MADISON The adage that dead men tell no tales has long been disproved by archaeology.
Now, however, science is taking interrogation of the dead to new heights. In a study that promises fresh and perhaps personal insight into the earliest European visitors to the New World, a team or researchers from the University of Wisconsin-Madison is extracting the chemical details of life history from the teeth of crew members Christopher Columbus left on the island of Hispaniola after his second voyage to America in 1493-94.
"This is telling us about where people came from and what they ate as children," explains T. Douglas Price, a UW-Madison professor of anthropology and the leader of the team conducting an analysis of the tooth enamel of three individuals from a larger group excavated almost 20 years ago from shallow graves at the site of La Isabela, the first European town in America.

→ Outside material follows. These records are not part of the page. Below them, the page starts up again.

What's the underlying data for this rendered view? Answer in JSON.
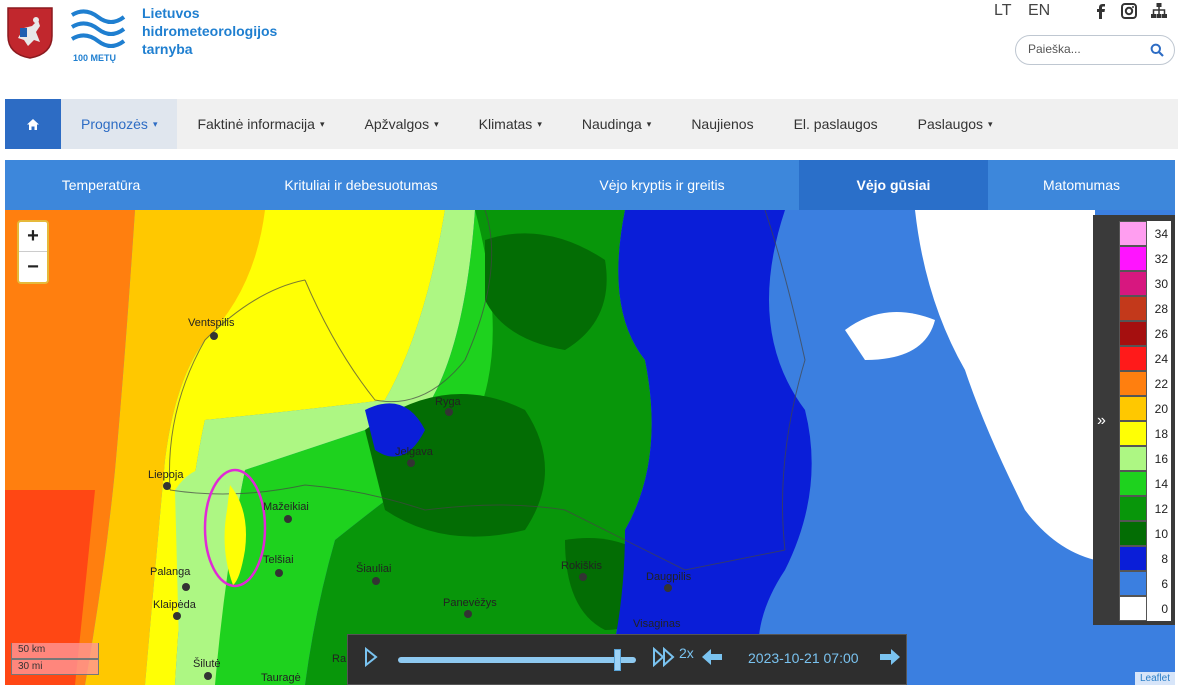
{
  "header": {
    "org_line1": "Lietuvos",
    "org_line2": "hidrometeorologijos",
    "org_line3": "tarnyba",
    "anniversary": "100 METŲ",
    "lang_lt": "LT",
    "lang_en": "EN",
    "search_placeholder": "Paieška..."
  },
  "nav": {
    "items": [
      {
        "label": "Prognozės",
        "dropdown": true,
        "active": true
      },
      {
        "label": "Faktinė informacija",
        "dropdown": true
      },
      {
        "label": "Apžvalgos",
        "dropdown": true
      },
      {
        "label": "Klimatas",
        "dropdown": true
      },
      {
        "label": "Naudinga",
        "dropdown": true
      },
      {
        "label": "Naujienos",
        "dropdown": false
      },
      {
        "label": "El. paslaugos",
        "dropdown": false
      },
      {
        "label": "Paslaugos",
        "dropdown": true
      }
    ]
  },
  "subnav": {
    "items": [
      {
        "label": "Temperatūra"
      },
      {
        "label": "Krituliai ir debesuotumas"
      },
      {
        "label": "Vėjo kryptis ir greitis"
      },
      {
        "label": "Vėjo gūsiai",
        "active": true
      },
      {
        "label": "Matomumas"
      }
    ]
  },
  "map": {
    "zoom_in": "+",
    "zoom_out": "−",
    "scale_km": "50 km",
    "scale_mi": "30 mi",
    "attribution": "Leaflet",
    "cities": [
      "Ventspilis",
      "Ryga",
      "Jelgava",
      "Liepoja",
      "Mažeikiai",
      "Telšiai",
      "Šiauliai",
      "Palanga",
      "Klaipėda",
      "Rokiškis",
      "Daugpilis",
      "Panevėžys",
      "Visaginas",
      "Šilutė",
      "Tauragė",
      "Ra"
    ]
  },
  "player": {
    "speed": "2x",
    "timestamp": "2023-10-21 07:00",
    "progress": 0.92
  },
  "legend": {
    "unit_values": [
      "34",
      "32",
      "30",
      "28",
      "26",
      "24",
      "22",
      "20",
      "18",
      "16",
      "14",
      "12",
      "10",
      "8",
      "6",
      "0"
    ],
    "colors": [
      "#ff9ef0",
      "#ff14ff",
      "#d7177f",
      "#c3391b",
      "#a50f0f",
      "#ff1a1a",
      "#ff7f0f",
      "#ffc800",
      "#ffff05",
      "#adf783",
      "#1ed21e",
      "#08960a",
      "#036d04",
      "#0a1ed8",
      "#3b7fe0",
      "#ffffff"
    ]
  },
  "colors": {
    "accent": "#2d6cc4",
    "subnav": "#3d87db",
    "logo": "#1f7fd0"
  }
}
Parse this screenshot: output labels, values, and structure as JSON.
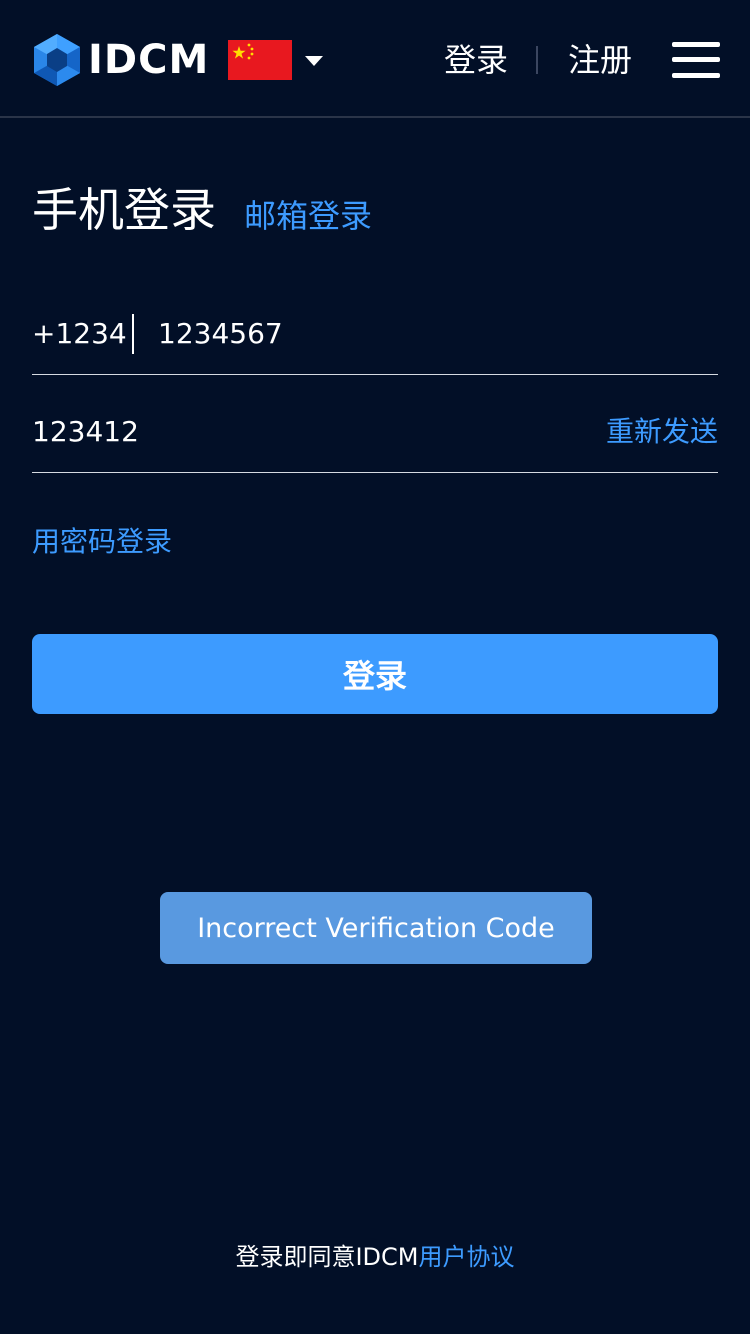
{
  "header": {
    "brand": "IDCM",
    "login_label": "登录",
    "register_label": "注册",
    "flag": "china-flag",
    "colors": {
      "background": "#020F27",
      "accent": "#3D9BFF",
      "flag_red": "#E8181F"
    }
  },
  "tabs": {
    "phone_login": "手机登录",
    "email_login": "邮箱登录"
  },
  "form": {
    "country_code": "+1234",
    "phone_value": "1234567",
    "code_value": "123412",
    "resend_label": "重新发送",
    "password_login_label": "用密码登录",
    "submit_label": "登录"
  },
  "toast": {
    "message": "Incorrect Verification Code"
  },
  "footer": {
    "prefix": "登录即同意IDCM",
    "agreement_link": "用户协议"
  }
}
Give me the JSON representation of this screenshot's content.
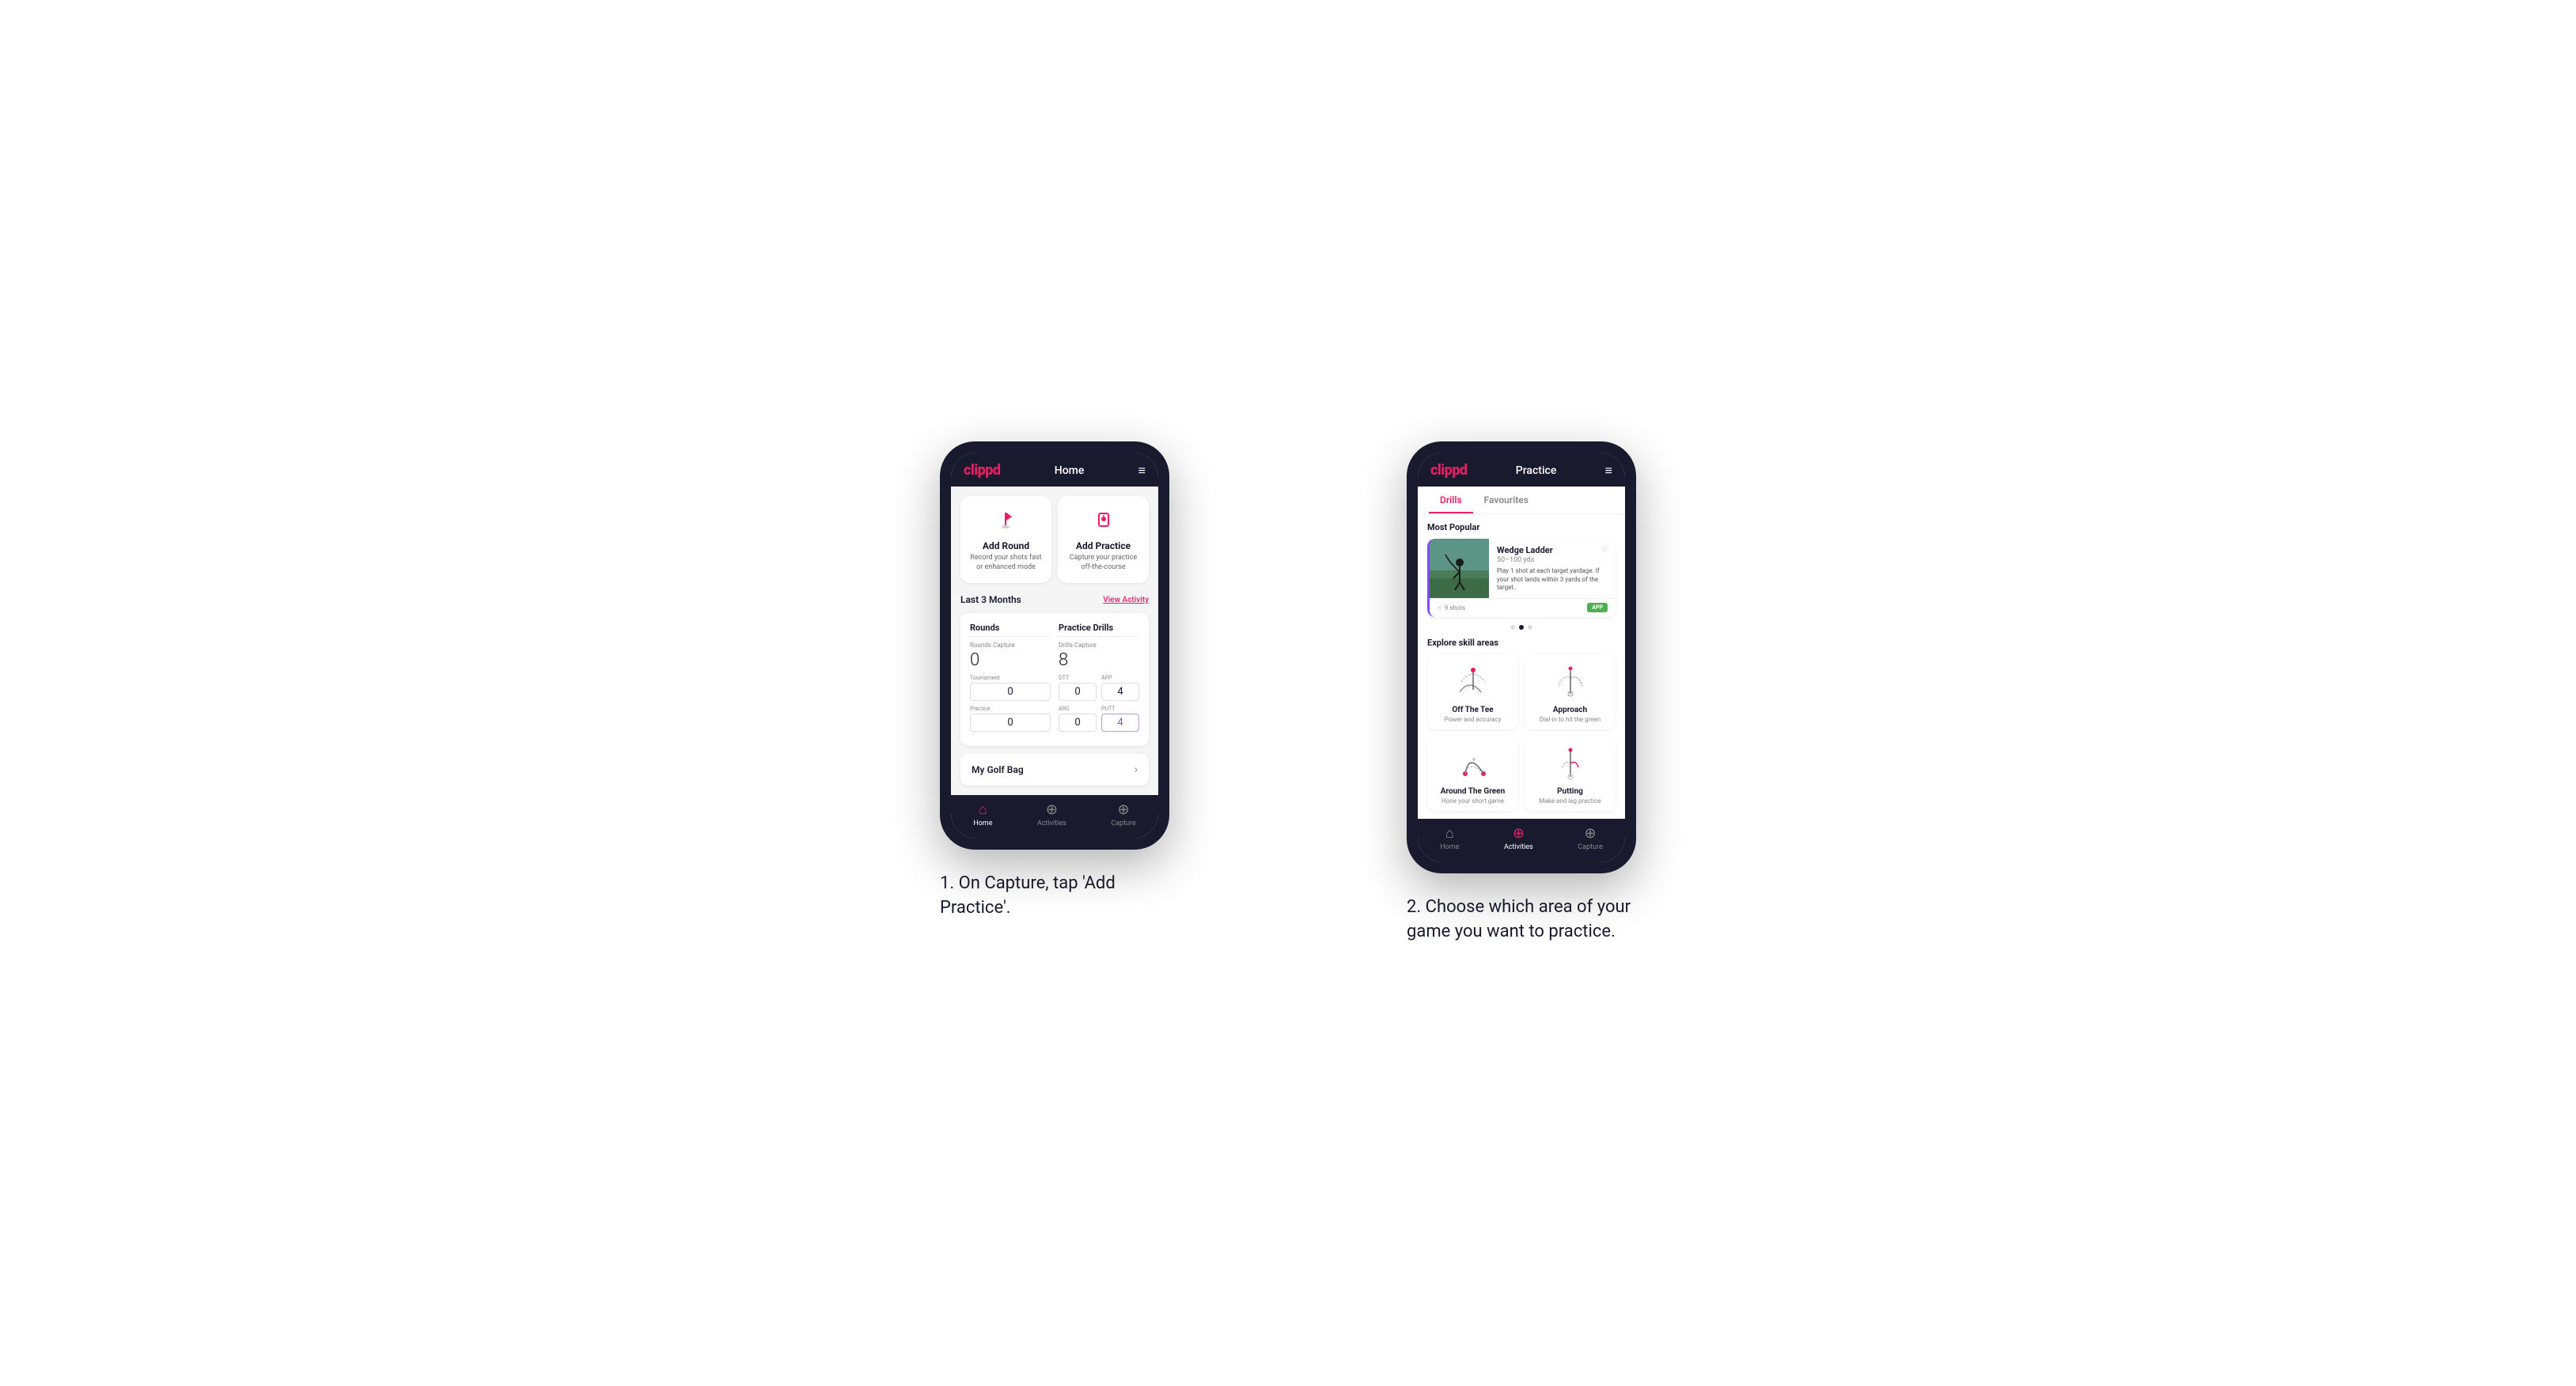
{
  "phone1": {
    "header": {
      "logo": "clippd",
      "title": "Home",
      "menu_icon": "≡"
    },
    "action_cards": [
      {
        "id": "add-round",
        "title": "Add Round",
        "description": "Record your shots fast or enhanced mode",
        "icon": "flag"
      },
      {
        "id": "add-practice",
        "title": "Add Practice",
        "description": "Capture your practice off-the-course",
        "icon": "target"
      }
    ],
    "stats_section": {
      "title": "Last 3 Months",
      "link": "View Activity",
      "rounds": {
        "label": "Rounds",
        "capture_label": "Rounds Capture",
        "total": "0",
        "sub_stats": [
          {
            "label": "Tournament",
            "value": "0"
          },
          {
            "label": "Practice",
            "value": "0"
          }
        ]
      },
      "practice_drills": {
        "label": "Practice Drills",
        "capture_label": "Drills Capture",
        "total": "8",
        "sub_stats": [
          {
            "label": "OTT",
            "value": "0"
          },
          {
            "label": "APP",
            "value": "4",
            "highlight": false
          },
          {
            "label": "ARG",
            "value": "0"
          },
          {
            "label": "PUTT",
            "value": "4",
            "highlight": true
          }
        ]
      }
    },
    "golf_bag": {
      "label": "My Golf Bag"
    },
    "bottom_nav": [
      {
        "label": "Home",
        "active": true,
        "icon": "home"
      },
      {
        "label": "Activities",
        "active": false,
        "icon": "activities"
      },
      {
        "label": "Capture",
        "active": false,
        "icon": "capture"
      }
    ]
  },
  "phone2": {
    "header": {
      "logo": "clippd",
      "title": "Practice",
      "menu_icon": "≡"
    },
    "tabs": [
      {
        "label": "Drills",
        "active": true
      },
      {
        "label": "Favourites",
        "active": false
      }
    ],
    "most_popular": {
      "title": "Most Popular",
      "featured": {
        "title": "Wedge Ladder",
        "yds": "50–100 yds",
        "description": "Play 1 shot at each target yardage. If your shot lands within 3 yards of the target..",
        "shots": "9 shots",
        "badge": "APP"
      },
      "dots": [
        {
          "active": false
        },
        {
          "active": true
        },
        {
          "active": false
        }
      ]
    },
    "explore": {
      "title": "Explore skill areas",
      "skills": [
        {
          "id": "off-the-tee",
          "name": "Off The Tee",
          "desc": "Power and accuracy"
        },
        {
          "id": "approach",
          "name": "Approach",
          "desc": "Dial-in to hit the green"
        },
        {
          "id": "around-the-green",
          "name": "Around The Green",
          "desc": "Hone your short game"
        },
        {
          "id": "putting",
          "name": "Putting",
          "desc": "Make and lag practice"
        }
      ]
    },
    "bottom_nav": [
      {
        "label": "Home",
        "active": false,
        "icon": "home"
      },
      {
        "label": "Activities",
        "active": true,
        "icon": "activities"
      },
      {
        "label": "Capture",
        "active": false,
        "icon": "capture"
      }
    ]
  },
  "captions": [
    {
      "number": "1.",
      "text": "On Capture, tap 'Add Practice'."
    },
    {
      "number": "2.",
      "text": "Choose which area of your game you want to practice."
    }
  ]
}
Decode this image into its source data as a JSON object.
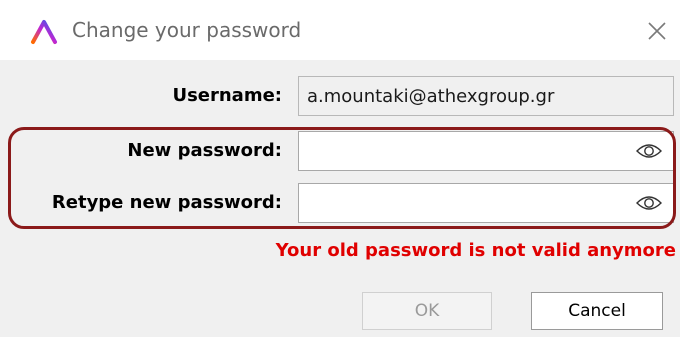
{
  "dialog": {
    "title": "Change your password",
    "brand_colors": [
      "#ff6a00",
      "#c026d3",
      "#2563eb"
    ]
  },
  "form": {
    "username_label": "Username:",
    "username_value": "a.mountaki@athexgroup.gr",
    "new_password_label": "New password:",
    "new_password_value": "",
    "retype_password_label": "Retype new password:",
    "retype_password_value": "",
    "error_message": "Your old password is not valid anymore",
    "error_color": "#e00000",
    "highlight_color": "#8b1a1a"
  },
  "buttons": {
    "ok_label": "OK",
    "ok_enabled": false,
    "cancel_label": "Cancel"
  },
  "icons": {
    "app": "app-logo-icon",
    "close": "close-icon",
    "reveal": "eye-icon"
  }
}
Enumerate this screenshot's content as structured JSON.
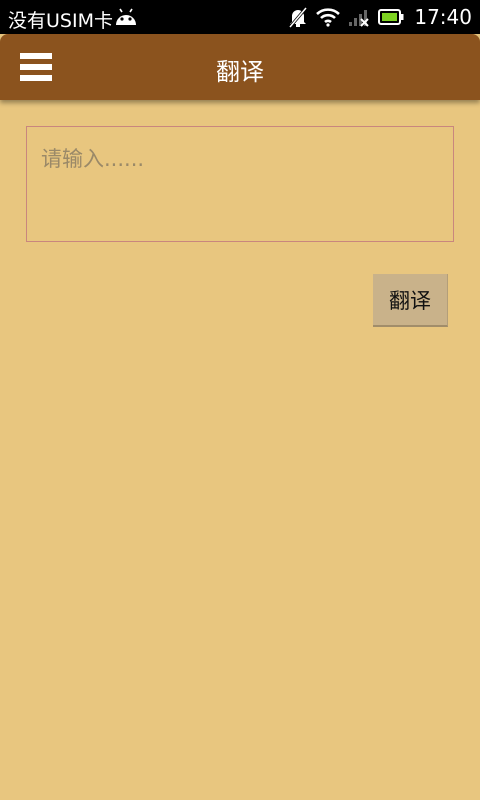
{
  "status_bar": {
    "carrier": "没有USIM卡",
    "time": "17:40",
    "icons": [
      "android-icon",
      "silent-icon",
      "wifi-icon",
      "signal-icon",
      "battery-icon"
    ]
  },
  "app_bar": {
    "title": "翻译",
    "menu_icon": "hamburger-menu-icon",
    "color": "#8b531e"
  },
  "input": {
    "placeholder": "请输入......",
    "value": ""
  },
  "translate_button": {
    "label": "翻译"
  },
  "colors": {
    "background": "#e8c67f",
    "button": "#c9b28a",
    "input_border": "#c9867e"
  }
}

Price and colleague James Burton, in collaboration with researchers from the Autonomous University of the Yucatan in Mexico, are attempting to flesh out the details of a colony that lasted less than five years. The human remains used in the study were buried without the formalities of coffins or shrouds, and were excavated from what was once the church graveyard of the town Columbus established. Headstones and other identifying markers have long since faded to nothing or have been lost entirely during the 500 years since the bodies were first interred.
Despite its brief existence, historians and archaeologists believe La Isabela was a substantial settlement with a church, public buildings such as a customhouse and storehouse, private dwellings and fortifications. It is also the only known settlement in America where Columbus actually lived.
Although the town has been the subject of previous archaeological studies, the work by Price, Burton and their colleague Vera Tiesler and Andrea Cucina of the Autonomous University of the Yucatan is
|Contact: T. Douglas Price|
University of Wisconsin-Madison